The report, “Gaza – 10 Years On”, published by UNSCO — the United Nations Special Coordinator for the Middle East Peace Process — examines the progressive deterioration of Gaza’s public services and infrastructure in the decade that has elapsed since the civil war of 2007. After months of internecine fighting, Hamas seized absolute power in Gaza in a coup in June of that year, driving out the rival Fatah faction and launching fresh rocket attacks against Israel. Both Israel –which has the longest land border with Gaza — and Egypt imposed a blockade on the territory within months of the coup that remains in place.
“Upon seizing control of Gaza, Hamas has increasingly tightened its grip on power, including by executing, maiming and jailing opponents and suppressing dissent,” the report’s introduction stated. “For years, Hamas was able to sustain its de facto authority and build up its military strength primarily through controlling the movement of goods smuggled through tunnels between Gaza and Egypt and taxing this trade, while the Palestinian Authority paid for essential services to Gaza residents, including some civil service salaries, electricity, water and medical care.”
The report underlined that successive efforts since June 2007 to resolve the conflict between the Islamists of Hamas and the ruling Fatah Party of PA President Mahmoud Abbas had all failed. “The key issues separating the factions have remained unchanged over the years, with continuing ideological differences, including over the recognition of the right of Israel to exist and the use of violence,” it stated.
The establishment by Hamas in March 2017 of an administrative committee to run “governmental affairs” in Gaza had only led to a “hardening of the divisions” between the two factions, the report said.
Hamas’s woeful human rights record was also accented in the report. “Hamas has committed human rights violations, including restrictions on freedom of expression, association and assembly as well as a campaign of arbitrary arrests, harassment, torture that even lead to death in custody,” it said. “Certain associated armed groups, such as members of the Qassam Brigades, were also responsible for extrajudicial kidnappings, beatings and murders of political opponents.”
While the report strongly criticized Israel for engaging in “collective punishment” of Gaza’s population through its restrictions on civilian movement between Gaza and Israel, it also noted separately that “a further impediment to access and movement has been the military build-up in Gaza by Hamas and other militant groups, which continued and intensified over the past decade, including the development, stockpiling and firing of rockets capable of reaching deep into Israel and the construction of sophisticated tunnels used for kidnappings and terrorist attacks in Israel.”
The foreword to the report was written by Robert Piper — the UN coordinator for humanitarian aid and development activities in what the UN defines as the “occupied Palestinian territories” and a frequent harsh critic of Israeli policies.
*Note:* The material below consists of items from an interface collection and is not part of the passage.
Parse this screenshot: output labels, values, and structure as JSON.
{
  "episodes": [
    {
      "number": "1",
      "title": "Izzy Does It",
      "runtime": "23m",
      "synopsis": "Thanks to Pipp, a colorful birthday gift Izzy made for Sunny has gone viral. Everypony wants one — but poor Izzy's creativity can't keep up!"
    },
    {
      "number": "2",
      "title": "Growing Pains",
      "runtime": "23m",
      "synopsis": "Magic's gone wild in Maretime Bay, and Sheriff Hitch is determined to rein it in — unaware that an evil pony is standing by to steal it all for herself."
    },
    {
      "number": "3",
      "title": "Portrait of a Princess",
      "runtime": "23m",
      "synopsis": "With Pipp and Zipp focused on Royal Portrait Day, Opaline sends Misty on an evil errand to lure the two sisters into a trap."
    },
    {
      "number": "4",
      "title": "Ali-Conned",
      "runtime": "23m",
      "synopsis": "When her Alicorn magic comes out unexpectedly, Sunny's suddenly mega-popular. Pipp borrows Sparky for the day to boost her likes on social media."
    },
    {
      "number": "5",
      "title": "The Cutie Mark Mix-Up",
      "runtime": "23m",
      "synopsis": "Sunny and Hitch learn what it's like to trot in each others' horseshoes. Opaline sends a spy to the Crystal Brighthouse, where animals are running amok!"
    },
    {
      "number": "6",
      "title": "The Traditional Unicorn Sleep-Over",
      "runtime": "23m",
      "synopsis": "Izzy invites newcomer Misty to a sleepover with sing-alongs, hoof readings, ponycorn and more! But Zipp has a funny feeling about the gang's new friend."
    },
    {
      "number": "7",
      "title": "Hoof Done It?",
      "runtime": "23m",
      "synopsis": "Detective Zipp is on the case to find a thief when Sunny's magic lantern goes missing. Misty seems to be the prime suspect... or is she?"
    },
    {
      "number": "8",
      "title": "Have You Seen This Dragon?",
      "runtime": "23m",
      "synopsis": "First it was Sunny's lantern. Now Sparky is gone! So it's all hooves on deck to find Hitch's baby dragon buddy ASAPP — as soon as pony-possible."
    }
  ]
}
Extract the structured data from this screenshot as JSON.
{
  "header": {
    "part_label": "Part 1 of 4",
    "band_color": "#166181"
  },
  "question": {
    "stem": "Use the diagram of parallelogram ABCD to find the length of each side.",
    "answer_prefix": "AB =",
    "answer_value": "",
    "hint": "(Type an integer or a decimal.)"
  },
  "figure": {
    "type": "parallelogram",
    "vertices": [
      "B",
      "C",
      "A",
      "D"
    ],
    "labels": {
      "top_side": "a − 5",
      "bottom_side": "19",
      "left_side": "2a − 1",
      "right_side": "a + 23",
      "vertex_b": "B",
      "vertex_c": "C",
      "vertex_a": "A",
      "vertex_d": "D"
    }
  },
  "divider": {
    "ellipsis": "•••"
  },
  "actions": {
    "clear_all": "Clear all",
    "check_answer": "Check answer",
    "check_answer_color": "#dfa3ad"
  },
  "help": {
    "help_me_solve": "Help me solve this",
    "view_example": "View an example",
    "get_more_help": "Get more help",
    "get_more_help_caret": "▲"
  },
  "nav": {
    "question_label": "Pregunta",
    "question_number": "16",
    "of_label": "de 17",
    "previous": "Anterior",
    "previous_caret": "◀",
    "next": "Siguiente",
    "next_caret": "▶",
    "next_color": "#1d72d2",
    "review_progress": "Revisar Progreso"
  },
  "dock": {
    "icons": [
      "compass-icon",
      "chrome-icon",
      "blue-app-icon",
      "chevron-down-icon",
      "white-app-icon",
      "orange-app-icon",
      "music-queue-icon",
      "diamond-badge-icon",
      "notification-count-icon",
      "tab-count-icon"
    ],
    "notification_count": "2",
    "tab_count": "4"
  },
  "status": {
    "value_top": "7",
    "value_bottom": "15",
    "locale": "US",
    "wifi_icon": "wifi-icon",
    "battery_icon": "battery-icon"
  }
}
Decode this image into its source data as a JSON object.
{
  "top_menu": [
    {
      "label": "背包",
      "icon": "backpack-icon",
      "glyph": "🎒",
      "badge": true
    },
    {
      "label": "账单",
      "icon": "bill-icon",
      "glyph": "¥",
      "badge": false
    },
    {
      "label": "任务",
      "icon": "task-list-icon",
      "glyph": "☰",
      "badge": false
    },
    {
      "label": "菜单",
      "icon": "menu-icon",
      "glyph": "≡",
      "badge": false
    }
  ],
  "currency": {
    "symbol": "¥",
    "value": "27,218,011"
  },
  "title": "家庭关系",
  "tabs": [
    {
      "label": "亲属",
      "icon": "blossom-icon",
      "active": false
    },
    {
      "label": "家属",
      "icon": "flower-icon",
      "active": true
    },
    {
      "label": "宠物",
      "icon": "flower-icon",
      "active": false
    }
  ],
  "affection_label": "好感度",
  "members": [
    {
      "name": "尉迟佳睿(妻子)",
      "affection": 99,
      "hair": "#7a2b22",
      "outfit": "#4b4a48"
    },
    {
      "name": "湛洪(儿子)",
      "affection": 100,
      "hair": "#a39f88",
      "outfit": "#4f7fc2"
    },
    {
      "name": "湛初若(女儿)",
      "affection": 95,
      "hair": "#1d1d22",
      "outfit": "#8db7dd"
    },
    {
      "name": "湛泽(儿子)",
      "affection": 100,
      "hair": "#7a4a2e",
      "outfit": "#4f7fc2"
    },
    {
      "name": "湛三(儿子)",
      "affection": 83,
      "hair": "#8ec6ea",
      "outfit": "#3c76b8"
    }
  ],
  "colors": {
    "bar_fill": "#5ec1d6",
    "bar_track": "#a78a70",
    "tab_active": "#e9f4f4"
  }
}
In a recent statement to mark the “50th Anniversary of Israel’s Occupation,” Piper accused Israel of running an occupation “backed by force,” adding that alongside this “ever-present security apparatus have been deliberate policies that have isolated Palestinian communities from each other, ruptured social cohesion, profoundly limited economic activity and deprived many of their basic rights — of movement, of expression, of access to health and much more. In too many cases, these policies have violated international humanitarian law as well as the human rights instruments to which Israel is a party.”
Piper’s foreword to Tuesday’s UNSCO report, however, did not mention Israel by name, speaking in general terms about the “socio-economic, humanitarian and human rights disaster that is unfolding in Gaza, and … the two million people trapped in this sad reality.”
The report concluded that Gaza may become “unlivable” by 2020, due to the combination of international and local factors restricting the territory’s development along with a population increase that is expected to reach 2.2 million by 2020.
Israeli Ambassador to the UN Danny Danon said the UNSCO report “proves without a doubt that the rule of Hamas terrorists over the past ten years has not only led to unending attacks on innocent Israelis, but has also brought nothing but pain and destruction to the residents of Gaza.”
“It is time for the UN to finally designate Hamas a terrorist organization and to demand that the Palestinian leadership abandon its support of incitement and terror,” Danon stated.